── Source records
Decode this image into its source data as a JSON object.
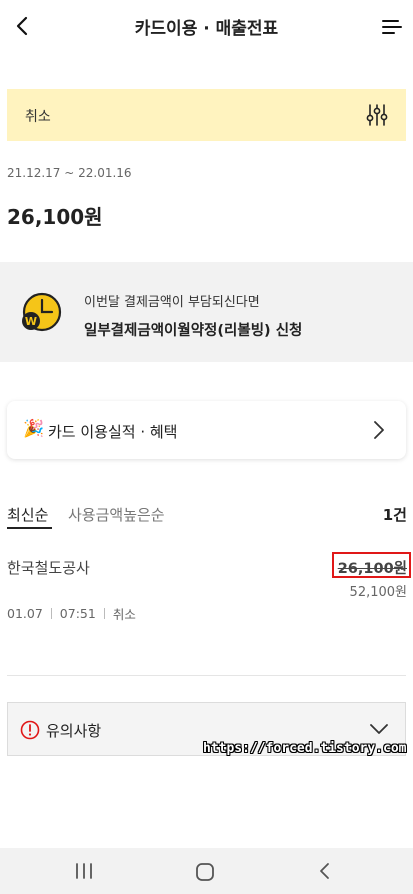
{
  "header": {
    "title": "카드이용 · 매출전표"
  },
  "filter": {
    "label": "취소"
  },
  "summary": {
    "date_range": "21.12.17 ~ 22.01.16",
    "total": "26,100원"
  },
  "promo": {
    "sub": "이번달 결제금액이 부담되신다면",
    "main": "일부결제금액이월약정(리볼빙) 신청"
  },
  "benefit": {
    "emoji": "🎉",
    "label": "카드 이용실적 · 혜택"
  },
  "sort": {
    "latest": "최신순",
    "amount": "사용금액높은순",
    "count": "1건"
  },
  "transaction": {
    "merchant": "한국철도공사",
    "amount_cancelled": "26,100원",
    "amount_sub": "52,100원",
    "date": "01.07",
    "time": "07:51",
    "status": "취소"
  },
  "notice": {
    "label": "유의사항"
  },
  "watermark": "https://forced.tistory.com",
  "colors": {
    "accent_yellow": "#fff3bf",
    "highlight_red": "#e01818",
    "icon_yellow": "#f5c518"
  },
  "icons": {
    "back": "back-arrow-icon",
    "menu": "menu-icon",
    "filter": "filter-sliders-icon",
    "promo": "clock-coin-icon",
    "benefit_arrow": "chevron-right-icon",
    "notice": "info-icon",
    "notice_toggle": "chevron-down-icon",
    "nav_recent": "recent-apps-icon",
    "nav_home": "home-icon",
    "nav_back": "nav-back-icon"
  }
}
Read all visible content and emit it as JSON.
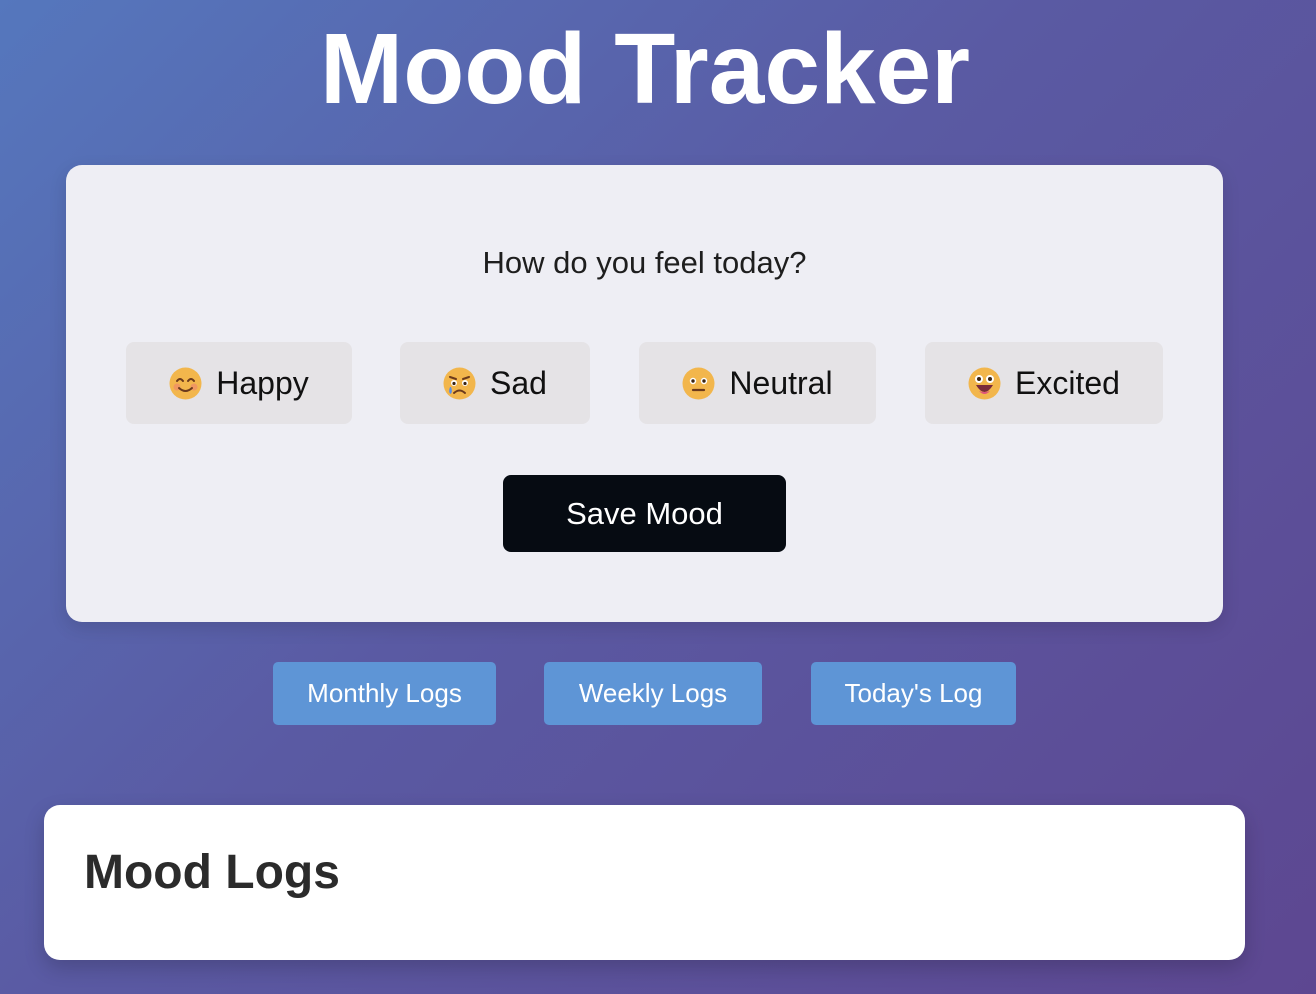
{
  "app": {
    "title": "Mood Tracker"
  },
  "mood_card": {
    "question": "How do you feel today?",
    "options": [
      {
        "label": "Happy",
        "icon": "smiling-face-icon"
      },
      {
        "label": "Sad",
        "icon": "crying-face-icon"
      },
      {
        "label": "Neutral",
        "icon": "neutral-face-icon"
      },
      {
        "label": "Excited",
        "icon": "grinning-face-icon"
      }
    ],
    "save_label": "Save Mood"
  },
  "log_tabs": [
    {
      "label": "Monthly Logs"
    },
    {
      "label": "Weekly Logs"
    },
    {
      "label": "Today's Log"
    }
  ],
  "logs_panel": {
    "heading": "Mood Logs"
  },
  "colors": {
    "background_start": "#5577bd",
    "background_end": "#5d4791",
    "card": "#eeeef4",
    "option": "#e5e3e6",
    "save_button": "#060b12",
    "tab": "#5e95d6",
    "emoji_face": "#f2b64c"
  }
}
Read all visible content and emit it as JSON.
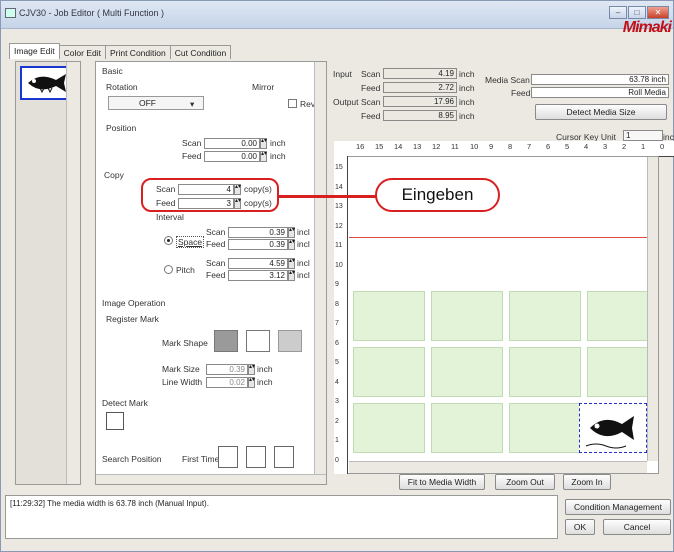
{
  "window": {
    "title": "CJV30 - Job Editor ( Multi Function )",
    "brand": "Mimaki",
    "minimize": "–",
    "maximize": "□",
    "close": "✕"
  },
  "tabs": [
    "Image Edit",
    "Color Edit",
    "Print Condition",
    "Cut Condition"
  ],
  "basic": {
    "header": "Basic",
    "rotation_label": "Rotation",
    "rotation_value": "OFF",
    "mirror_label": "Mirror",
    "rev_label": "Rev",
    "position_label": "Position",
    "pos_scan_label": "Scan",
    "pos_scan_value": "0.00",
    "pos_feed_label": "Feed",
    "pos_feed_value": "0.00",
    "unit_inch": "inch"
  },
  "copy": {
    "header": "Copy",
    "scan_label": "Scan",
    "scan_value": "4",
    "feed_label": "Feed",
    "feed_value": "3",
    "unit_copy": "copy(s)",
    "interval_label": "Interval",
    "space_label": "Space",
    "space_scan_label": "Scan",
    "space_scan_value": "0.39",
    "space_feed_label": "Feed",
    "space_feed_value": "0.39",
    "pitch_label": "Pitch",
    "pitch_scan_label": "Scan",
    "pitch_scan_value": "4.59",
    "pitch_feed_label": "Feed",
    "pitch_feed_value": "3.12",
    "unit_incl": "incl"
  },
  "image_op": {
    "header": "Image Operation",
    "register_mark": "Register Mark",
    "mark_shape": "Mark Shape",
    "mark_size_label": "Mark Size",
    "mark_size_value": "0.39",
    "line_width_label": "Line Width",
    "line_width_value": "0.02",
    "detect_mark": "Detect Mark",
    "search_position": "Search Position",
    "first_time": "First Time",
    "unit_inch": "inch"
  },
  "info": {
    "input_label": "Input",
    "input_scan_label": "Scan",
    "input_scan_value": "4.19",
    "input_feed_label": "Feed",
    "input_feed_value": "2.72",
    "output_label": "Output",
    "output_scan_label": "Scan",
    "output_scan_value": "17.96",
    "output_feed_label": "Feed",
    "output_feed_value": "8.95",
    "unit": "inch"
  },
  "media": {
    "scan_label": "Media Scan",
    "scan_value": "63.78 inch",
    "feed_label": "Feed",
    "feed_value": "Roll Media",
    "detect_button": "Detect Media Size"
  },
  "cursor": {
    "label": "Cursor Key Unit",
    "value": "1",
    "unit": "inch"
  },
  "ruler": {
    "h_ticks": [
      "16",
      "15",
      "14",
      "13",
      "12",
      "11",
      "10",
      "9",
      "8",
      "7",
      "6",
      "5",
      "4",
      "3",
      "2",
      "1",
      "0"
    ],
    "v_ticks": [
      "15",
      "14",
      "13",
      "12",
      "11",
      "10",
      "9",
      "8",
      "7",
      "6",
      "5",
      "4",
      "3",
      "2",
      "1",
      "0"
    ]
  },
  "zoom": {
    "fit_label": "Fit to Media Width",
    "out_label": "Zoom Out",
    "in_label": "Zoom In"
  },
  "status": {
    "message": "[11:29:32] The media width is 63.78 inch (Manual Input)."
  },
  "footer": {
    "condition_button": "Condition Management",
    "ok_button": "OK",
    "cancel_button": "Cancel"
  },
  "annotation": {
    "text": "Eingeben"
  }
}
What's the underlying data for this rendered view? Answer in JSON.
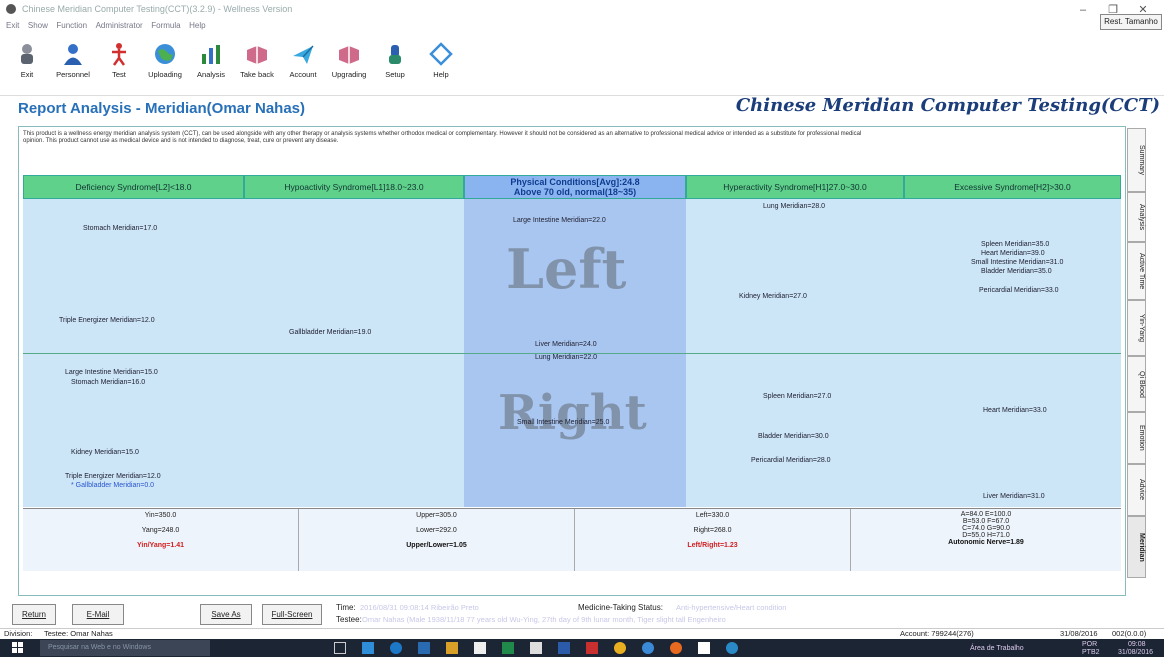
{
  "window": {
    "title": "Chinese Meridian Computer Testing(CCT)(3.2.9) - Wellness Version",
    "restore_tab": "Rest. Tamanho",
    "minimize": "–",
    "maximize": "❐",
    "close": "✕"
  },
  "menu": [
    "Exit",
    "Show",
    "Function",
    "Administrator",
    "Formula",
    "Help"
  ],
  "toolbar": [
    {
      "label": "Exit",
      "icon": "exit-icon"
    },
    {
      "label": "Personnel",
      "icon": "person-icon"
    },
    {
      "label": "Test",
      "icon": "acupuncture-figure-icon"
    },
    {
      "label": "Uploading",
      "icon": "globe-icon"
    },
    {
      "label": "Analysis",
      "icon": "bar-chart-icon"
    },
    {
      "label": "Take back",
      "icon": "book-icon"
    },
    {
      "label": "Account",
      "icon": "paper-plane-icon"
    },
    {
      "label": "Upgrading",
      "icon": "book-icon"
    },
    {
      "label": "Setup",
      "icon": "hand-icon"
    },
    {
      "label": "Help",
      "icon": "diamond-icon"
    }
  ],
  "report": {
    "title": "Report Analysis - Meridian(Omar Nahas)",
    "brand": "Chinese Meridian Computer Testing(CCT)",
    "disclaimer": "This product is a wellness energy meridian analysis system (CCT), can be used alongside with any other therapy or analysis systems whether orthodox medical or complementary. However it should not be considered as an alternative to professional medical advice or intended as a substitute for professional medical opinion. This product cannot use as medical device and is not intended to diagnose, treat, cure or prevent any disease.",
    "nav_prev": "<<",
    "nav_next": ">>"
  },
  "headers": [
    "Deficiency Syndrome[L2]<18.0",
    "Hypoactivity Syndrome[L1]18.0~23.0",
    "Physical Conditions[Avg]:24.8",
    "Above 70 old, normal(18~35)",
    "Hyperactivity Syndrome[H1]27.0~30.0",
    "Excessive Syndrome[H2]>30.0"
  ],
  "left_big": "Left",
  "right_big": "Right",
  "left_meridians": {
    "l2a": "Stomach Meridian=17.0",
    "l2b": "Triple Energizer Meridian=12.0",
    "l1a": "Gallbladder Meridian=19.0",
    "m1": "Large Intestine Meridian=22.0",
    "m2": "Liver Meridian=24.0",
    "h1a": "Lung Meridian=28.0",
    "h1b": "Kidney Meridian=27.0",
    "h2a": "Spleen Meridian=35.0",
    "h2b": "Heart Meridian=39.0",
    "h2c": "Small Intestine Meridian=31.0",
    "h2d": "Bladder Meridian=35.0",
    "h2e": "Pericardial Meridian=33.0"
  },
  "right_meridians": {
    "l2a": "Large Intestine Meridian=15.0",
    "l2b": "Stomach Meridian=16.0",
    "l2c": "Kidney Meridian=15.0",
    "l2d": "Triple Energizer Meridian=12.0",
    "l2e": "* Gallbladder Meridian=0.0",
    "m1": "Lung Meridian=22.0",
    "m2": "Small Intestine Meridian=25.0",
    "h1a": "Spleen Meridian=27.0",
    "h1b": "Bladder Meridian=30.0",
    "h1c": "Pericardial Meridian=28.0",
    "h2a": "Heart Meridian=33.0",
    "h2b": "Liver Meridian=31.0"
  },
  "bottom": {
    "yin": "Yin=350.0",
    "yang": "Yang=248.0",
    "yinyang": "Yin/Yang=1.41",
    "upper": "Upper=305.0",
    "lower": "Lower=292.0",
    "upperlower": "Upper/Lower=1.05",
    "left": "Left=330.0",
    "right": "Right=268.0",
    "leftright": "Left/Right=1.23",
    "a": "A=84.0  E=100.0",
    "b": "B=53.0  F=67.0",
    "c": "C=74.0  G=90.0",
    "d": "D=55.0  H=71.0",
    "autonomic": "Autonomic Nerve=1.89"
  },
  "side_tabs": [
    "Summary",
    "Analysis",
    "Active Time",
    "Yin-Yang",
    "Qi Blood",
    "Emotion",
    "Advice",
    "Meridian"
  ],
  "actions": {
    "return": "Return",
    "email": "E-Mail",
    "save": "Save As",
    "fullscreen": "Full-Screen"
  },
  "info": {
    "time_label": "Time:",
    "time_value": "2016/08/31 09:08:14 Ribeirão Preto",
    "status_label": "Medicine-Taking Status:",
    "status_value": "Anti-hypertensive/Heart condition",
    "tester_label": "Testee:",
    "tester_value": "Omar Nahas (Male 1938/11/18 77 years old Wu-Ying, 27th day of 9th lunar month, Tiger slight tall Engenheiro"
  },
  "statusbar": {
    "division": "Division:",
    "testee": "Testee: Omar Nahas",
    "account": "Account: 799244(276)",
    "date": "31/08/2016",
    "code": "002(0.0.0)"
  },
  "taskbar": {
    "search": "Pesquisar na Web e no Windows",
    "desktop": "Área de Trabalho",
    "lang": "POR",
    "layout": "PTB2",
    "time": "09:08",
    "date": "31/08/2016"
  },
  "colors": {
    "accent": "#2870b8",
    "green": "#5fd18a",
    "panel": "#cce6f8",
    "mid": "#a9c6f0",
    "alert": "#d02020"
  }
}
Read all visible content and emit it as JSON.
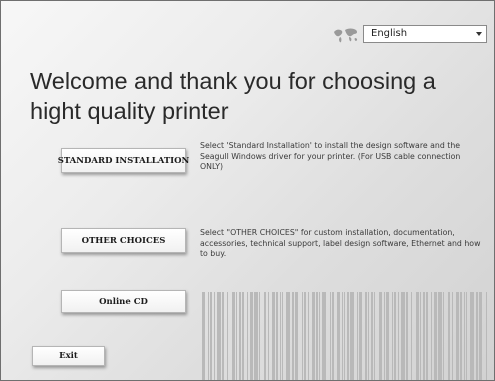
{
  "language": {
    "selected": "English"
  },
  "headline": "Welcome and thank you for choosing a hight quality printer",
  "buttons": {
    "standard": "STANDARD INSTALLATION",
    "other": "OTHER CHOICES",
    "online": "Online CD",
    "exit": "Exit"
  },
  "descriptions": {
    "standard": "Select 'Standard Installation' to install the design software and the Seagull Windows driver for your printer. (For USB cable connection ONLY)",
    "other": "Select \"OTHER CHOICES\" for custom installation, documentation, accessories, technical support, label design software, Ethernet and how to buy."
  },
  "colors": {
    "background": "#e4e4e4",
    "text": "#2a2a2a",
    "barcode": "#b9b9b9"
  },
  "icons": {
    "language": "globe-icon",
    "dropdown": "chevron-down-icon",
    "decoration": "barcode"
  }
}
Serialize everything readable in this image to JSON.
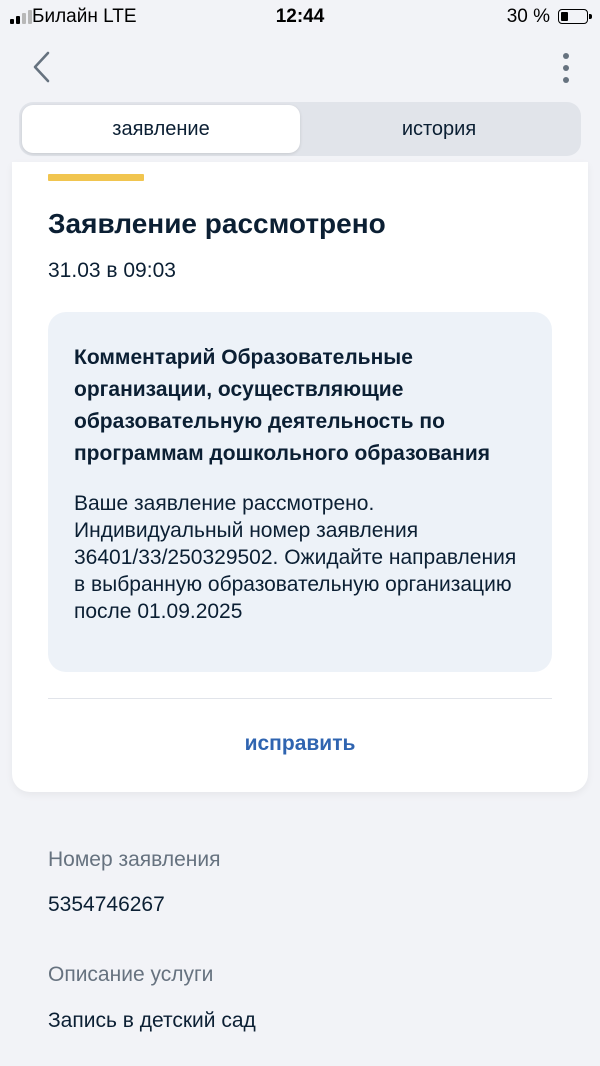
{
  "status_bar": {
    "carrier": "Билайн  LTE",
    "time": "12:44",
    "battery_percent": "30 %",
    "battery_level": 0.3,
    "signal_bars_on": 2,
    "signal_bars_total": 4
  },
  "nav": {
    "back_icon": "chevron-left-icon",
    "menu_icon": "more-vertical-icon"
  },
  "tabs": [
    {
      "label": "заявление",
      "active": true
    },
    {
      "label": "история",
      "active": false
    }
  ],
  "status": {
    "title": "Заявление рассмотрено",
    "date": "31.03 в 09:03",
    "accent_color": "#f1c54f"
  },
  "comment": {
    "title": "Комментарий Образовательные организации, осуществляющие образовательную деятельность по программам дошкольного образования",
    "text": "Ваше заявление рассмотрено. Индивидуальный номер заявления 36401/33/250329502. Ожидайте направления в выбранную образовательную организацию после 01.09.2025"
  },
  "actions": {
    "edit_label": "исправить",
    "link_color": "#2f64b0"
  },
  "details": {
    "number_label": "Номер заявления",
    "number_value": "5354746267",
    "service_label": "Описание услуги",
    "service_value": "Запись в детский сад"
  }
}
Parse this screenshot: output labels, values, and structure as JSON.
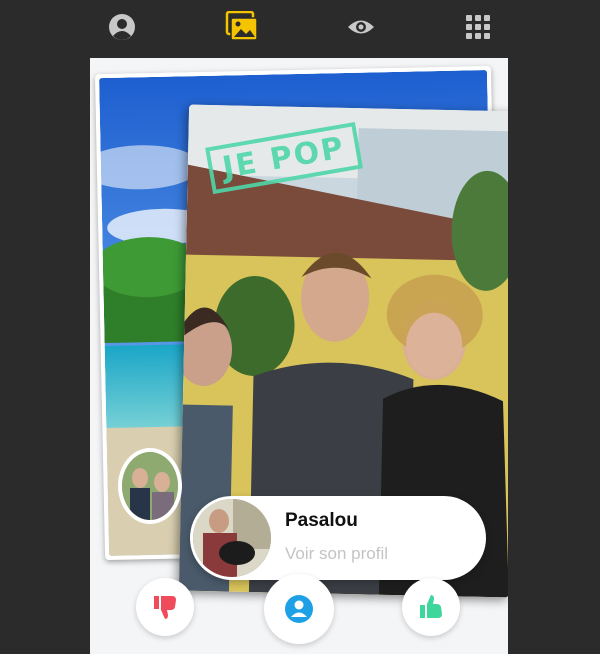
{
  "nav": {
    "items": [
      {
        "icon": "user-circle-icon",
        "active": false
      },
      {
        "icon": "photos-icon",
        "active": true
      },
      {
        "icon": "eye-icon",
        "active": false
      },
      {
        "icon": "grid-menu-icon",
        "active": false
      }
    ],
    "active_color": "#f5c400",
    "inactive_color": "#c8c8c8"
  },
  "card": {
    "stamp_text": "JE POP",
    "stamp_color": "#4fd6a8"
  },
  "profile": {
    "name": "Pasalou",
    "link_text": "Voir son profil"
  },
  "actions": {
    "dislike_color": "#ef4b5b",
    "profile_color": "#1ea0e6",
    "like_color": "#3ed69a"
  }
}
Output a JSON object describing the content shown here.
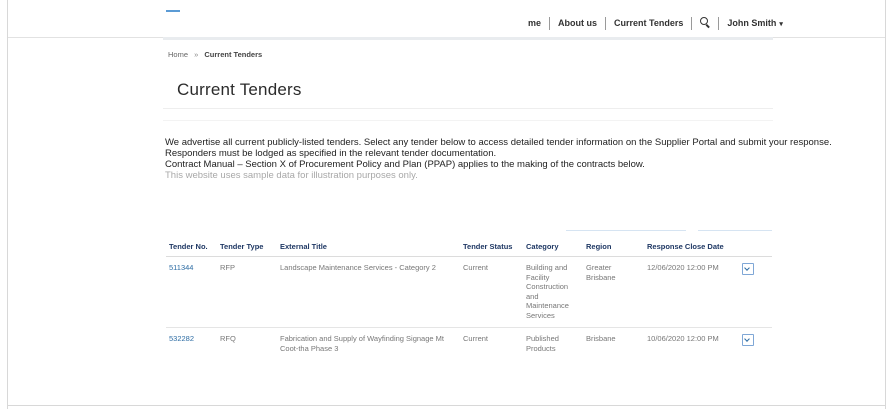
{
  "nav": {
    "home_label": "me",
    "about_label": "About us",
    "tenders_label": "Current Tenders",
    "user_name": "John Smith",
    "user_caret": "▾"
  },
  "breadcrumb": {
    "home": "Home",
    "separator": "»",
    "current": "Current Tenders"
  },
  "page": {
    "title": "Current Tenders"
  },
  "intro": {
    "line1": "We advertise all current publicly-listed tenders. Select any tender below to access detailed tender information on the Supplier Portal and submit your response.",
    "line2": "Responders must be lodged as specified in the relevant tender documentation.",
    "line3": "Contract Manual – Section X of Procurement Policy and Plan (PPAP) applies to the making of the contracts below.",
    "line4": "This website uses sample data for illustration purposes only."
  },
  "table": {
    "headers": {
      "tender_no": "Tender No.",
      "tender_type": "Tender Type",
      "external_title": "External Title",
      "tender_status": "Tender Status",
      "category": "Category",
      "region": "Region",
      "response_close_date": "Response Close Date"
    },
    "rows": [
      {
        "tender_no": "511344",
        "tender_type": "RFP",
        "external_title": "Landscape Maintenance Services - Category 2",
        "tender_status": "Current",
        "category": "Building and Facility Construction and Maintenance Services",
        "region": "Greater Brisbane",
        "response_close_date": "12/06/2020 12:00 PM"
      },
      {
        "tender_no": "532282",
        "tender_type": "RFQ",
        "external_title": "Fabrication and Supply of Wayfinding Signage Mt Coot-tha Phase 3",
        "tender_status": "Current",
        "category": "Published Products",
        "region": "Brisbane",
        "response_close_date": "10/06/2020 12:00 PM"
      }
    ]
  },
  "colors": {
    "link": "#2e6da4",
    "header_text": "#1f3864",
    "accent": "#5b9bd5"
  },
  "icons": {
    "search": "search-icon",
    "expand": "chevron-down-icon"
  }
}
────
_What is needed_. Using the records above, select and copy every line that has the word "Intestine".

_Written solution_.
    "m1": "Large Intestine Meridian=22.0",
    "h2c": "Small Intestine Meridian=31.0",
    "l2a": "Large Intestine Meridian=15.0",
    "m2": "Small Intestine Meridian=25.0",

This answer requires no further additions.